Exercise objective
Tell me how many lines in the entries below contain the word "Martin"; reply with the number and nothing else.

§

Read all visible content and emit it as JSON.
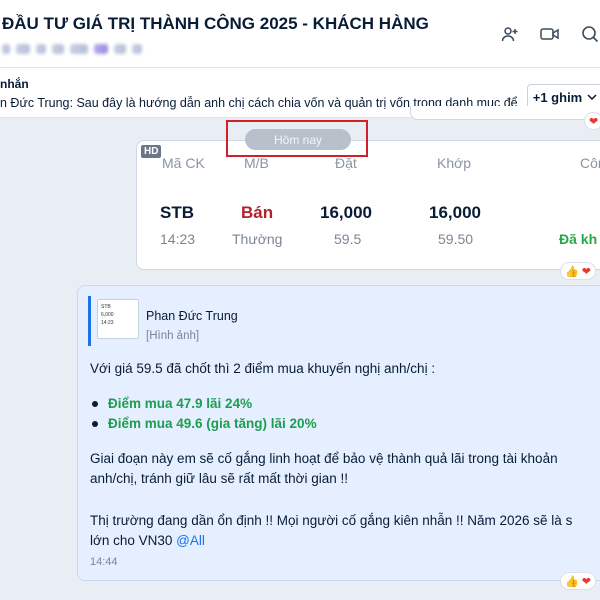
{
  "header": {
    "title": "ĐẦU TƯ GIÁ TRỊ THÀNH CÔNG 2025 - KHÁCH HÀNG",
    "icons": [
      "add-member-icon",
      "video-call-icon",
      "search-icon"
    ]
  },
  "pinned": {
    "label": "nhắn",
    "text": "n Đức Trung: Sau đây là hướng dẫn anh chị cách chia vốn và quản trị vốn trong danh mục để ...",
    "pin_count_label": "+1 ghim"
  },
  "date_divider": {
    "label": "Hôm nay"
  },
  "order_card": {
    "badge": "HD",
    "headers": {
      "symbol": "Mã CK",
      "side": "M/B",
      "ordered": "Đặt",
      "matched": "Khớp",
      "status": "Công"
    },
    "row": {
      "symbol": "STB",
      "time": "14:23",
      "side": "Bán",
      "order_type": "Thường",
      "ordered_qty": "16,000",
      "ordered_price": "59.5",
      "matched_qty": "16,000",
      "matched_price": "59.50",
      "status": "Đã kh"
    }
  },
  "message": {
    "quote": {
      "sender": "Phan Đức Trung",
      "attachment_label": "[Hình ảnh]",
      "thumb_text": [
        "STB",
        "6,000",
        "14:23"
      ]
    },
    "line1": "Với giá 59.5 đã chốt thì 2 điểm mua khuyến nghị anh/chị :",
    "bullets": [
      "Điểm mua 47.9 lãi 24%",
      "Điểm mua 49.6 (gia tăng) lãi 20%"
    ],
    "para2_line1": "Giai đoạn này em sẽ cố gắng linh hoạt để bảo vệ thành quả lãi trong tài khoản",
    "para2_line2": "anh/chị, tránh giữ lâu sẽ rất mất thời gian !!",
    "para3_line1": "Thị trường đang dần ổn định !! Mọi người cố gắng kiên nhẫn !! Năm 2026 sẽ là s",
    "para3_line2_prefix": "lớn cho VN30 ",
    "mention": "@All",
    "time": "14:44"
  }
}
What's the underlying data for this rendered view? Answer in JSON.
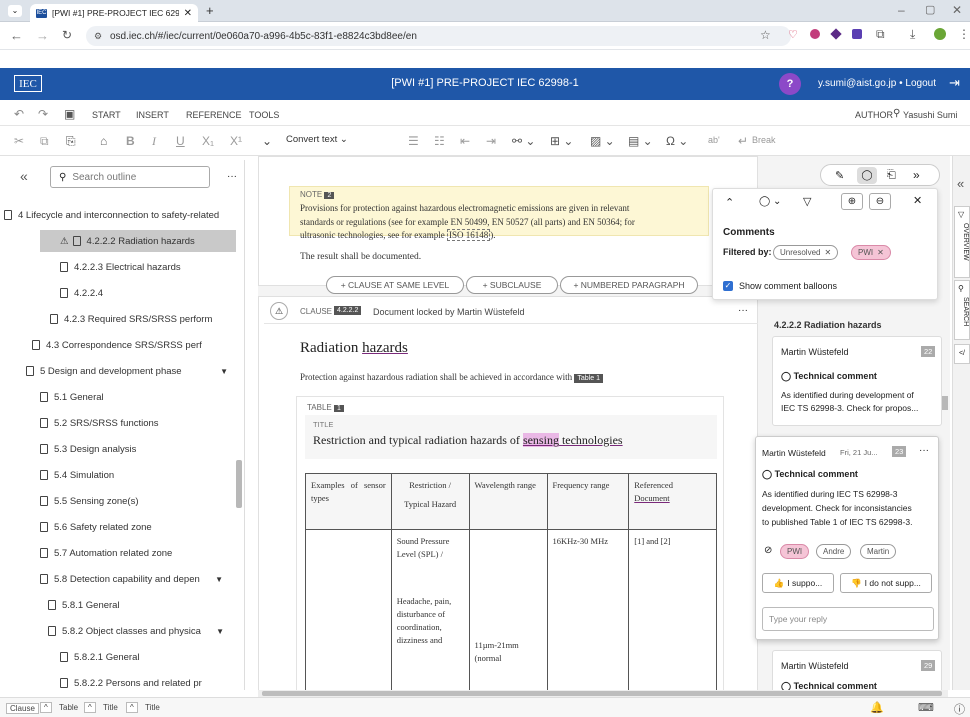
{
  "browser": {
    "tab_title": "[PWI #1] PRE-PROJECT IEC 629",
    "tab_favicon_text": "IEC",
    "url": "osd.iec.ch/#/iec/current/0e060a70-a996-4b5c-83f1-e8824c3bd8ee/en"
  },
  "header": {
    "logo": "IEC",
    "title": "[PWI #1] PRE-PROJECT IEC 62998-1",
    "user": "y.sumi@aist.go.jp • Logout",
    "help": "?"
  },
  "ribbon": {
    "tabs": [
      "START",
      "INSERT",
      "REFERENCE",
      "TOOLS"
    ],
    "role": "AUTHOR",
    "user_short": "Yasushi Sumi"
  },
  "toolbar": {
    "convert_text": "Convert text",
    "break": "Break",
    "abl": "ab'"
  },
  "outline": {
    "search_placeholder": "Search outline",
    "more": "···",
    "items": [
      "4 Lifecycle and interconnection to safety-related",
      "4.2.2.2 Radiation hazards",
      "4.2.2.3 Electrical hazards",
      "4.2.2.4",
      "4.2.3 Required SRS/SRSS perform",
      "4.3 Correspondence SRS/SRSS perf",
      "5 Design and development phase",
      "5.1 General",
      "5.2 SRS/SRSS functions",
      "5.3 Design analysis",
      "5.4 Simulation",
      "5.5 Sensing zone(s)",
      "5.6 Safety related zone",
      "5.7 Automation related zone",
      "5.8 Detection capability and depen",
      "5.8.1 General",
      "5.8.2 Object classes and physica",
      "5.8.2.1 General",
      "5.8.2.2 Persons and related pr"
    ]
  },
  "note": {
    "label": "NOTE",
    "number": "2",
    "text_1": "Provisions for protection against hazardous electromagnetic emissions are given in relevant",
    "text_2": "standards or regulations (see for example EN 50499, EN 50527 (all parts) and EN 50364; for",
    "text_3a": "ultrasonic technologies, see for example ",
    "text_3b": "ISO 16148",
    "text_3c": ")."
  },
  "doc": {
    "documented": "The result shall be documented.",
    "add_clause": "+ CLAUSE AT SAME LEVEL",
    "add_subclause": "+ SUBCLAUSE",
    "add_paragraph": "+ NUMBERED PARAGRAPH",
    "clause_label": "CLAUSE",
    "clause_number": "4.2.2.2",
    "locked": "Document locked by Martin Wüstefeld",
    "heading_a": "Radiation ",
    "heading_b": "hazards",
    "para": "Protection against hazardous radiation shall be achieved in accordance with",
    "table_ref": "Table 1",
    "table_label": "TABLE",
    "table_number": "1",
    "title_label": "TITLE",
    "title_a": "Restriction and typical radiation hazards of ",
    "title_b": "sensing",
    "title_c": " technologies",
    "col_1": "Examples of sensor types",
    "col_2a": "Restriction /",
    "col_2b": "Typical Hazard",
    "col_3": "Wavelength range",
    "col_4": "Frequency range",
    "col_5a": "Referenced",
    "col_5b": "Document",
    "cell_r1c2a": "Sound Pressure Level (SPL) /",
    "cell_r1c2b": "Headache, pain, disturbance of coordination, dizziness and",
    "cell_r1c3": "11µm-21mm (normal",
    "cell_r1c4": "16KHz-30 MHz",
    "cell_r1c5": "[1] and [2]"
  },
  "comments_popup": {
    "title": "Comments",
    "filtered_by": "Filtered by:",
    "filter_1": "Unresolved",
    "filter_2": "PWI",
    "show_balloons": "Show comment balloons"
  },
  "comments": {
    "section": "4.2.2.2 Radiation hazards",
    "c1_author": "Martin Wüstefeld",
    "c1_num": "22",
    "c1_type": "Technical comment",
    "c1_text_1": "As identified during development of",
    "c1_text_2": "IEC TS 62998-3.  Check for propos...",
    "c2_author": "Martin Wüstefeld",
    "c2_date": "Fri, 21 Ju...",
    "c2_num": "23",
    "c2_type": "Technical comment",
    "c2_text_1": "As identified during IEC TS 62998-3",
    "c2_text_2": "development. Check for inconsistancies",
    "c2_text_3": "to published Table 1 of IEC TS 62998-3.",
    "tags": [
      "PWI",
      "Andre",
      "Martin"
    ],
    "support": "I suppo...",
    "not_support": "I do not supp...",
    "reply_placeholder": "Type your reply",
    "c3_author": "Martin Wüstefeld",
    "c3_num": "29",
    "c3_type": "Technical comment"
  },
  "right_rail": [
    "OVERVIEW",
    "SEARCH"
  ],
  "status_bar": [
    "Clause",
    "Table",
    "Title",
    "Title"
  ],
  "colors": {
    "header_bg": "#1f57a8",
    "note_bg": "#fdf7d5",
    "highlight": "#eab8e6",
    "pwi_tag": "#f5c4d6",
    "selected_outline": "#c9c9c9"
  }
}
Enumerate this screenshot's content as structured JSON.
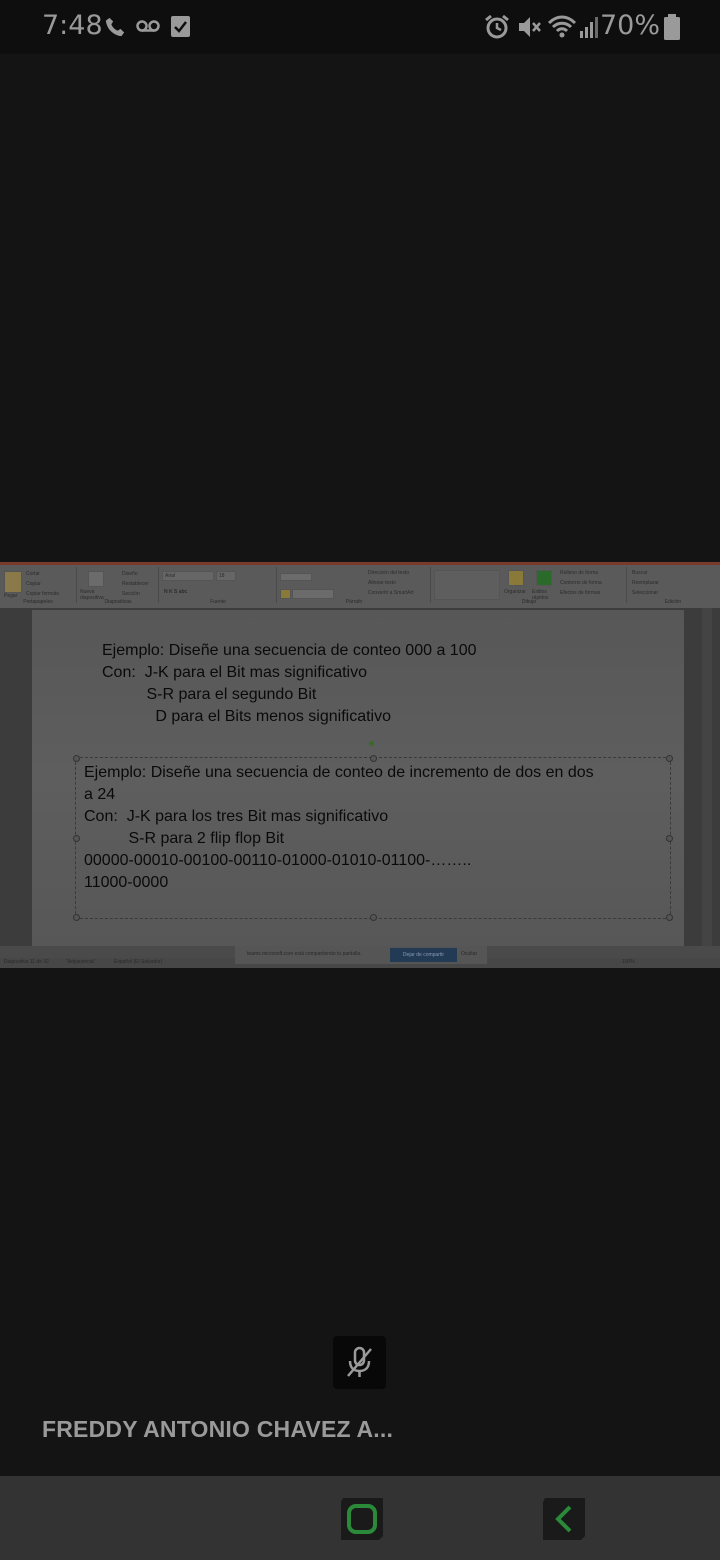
{
  "status_bar": {
    "time": "7:48",
    "battery": "70%",
    "left_icons": [
      "phone-icon",
      "voicemail-icon",
      "checkbox-icon"
    ],
    "right_icons": [
      "alarm-icon",
      "mute-icon",
      "wifi-icon",
      "signal-icon",
      "battery-icon"
    ]
  },
  "ribbon": {
    "portapapeles": {
      "paste": "Pegar",
      "cut": "Cortar",
      "copy": "Copiar",
      "format": "Copiar formato",
      "label": "Portapapeles"
    },
    "diapositivas": {
      "new": "Nueva diapositiva",
      "layout": "Diseño",
      "reset": "Restablecer",
      "section": "Sección",
      "label": "Diapositivas"
    },
    "fuente": {
      "font": "Arial",
      "size": "18",
      "label": "Fuente"
    },
    "parrafo": {
      "dir": "Dirección del texto",
      "align": "Alinear texto",
      "smartart": "Convertir a SmartArt",
      "label": "Párrafo"
    },
    "dibujo": {
      "arrange": "Organizar",
      "styles": "Estilos rápidos",
      "fill": "Relleno de forma",
      "outline": "Contorno de forma",
      "effects": "Efectos de formas",
      "label": "Dibujo"
    },
    "edicion": {
      "find": "Buscar",
      "replace": "Reemplazar",
      "select": "Seleccionar",
      "label": "Edición"
    }
  },
  "slide": {
    "block1": [
      "Ejemplo: Diseñe una secuencia de conteo 000 a 100",
      "Con:  J-K para el Bit mas significativo",
      "          S-R para el segundo Bit",
      "            D para el Bits menos significativo"
    ],
    "block2": [
      "Ejemplo: Diseñe una secuencia de conteo de incremento de dos en dos",
      "a 24",
      "Con:  J-K para los tres Bit mas significativo",
      "          S-R para 2 flip flop Bit",
      "00000-00010-00100-00110-01000-01010-01100-……..",
      "11000-0000"
    ]
  },
  "share_banner": {
    "text": "teams.microsoft.com está compartiendo tu pantalla.",
    "stop": "Dejar de compartir",
    "hide": "Ocultar"
  },
  "app_status": {
    "slide_info": "Diapositiva 11 de 32",
    "theme": "\"Adyacencia\"",
    "language": "Español (El Salvador)",
    "zoom": "100%"
  },
  "participant": {
    "name": "FREDDY ANTONIO CHAVEZ A..."
  },
  "colors": {
    "background": "#141414",
    "ribbon_accent": "#7a3a2a",
    "nav_green": "#2a8a3a"
  }
}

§

Output for this exercise
5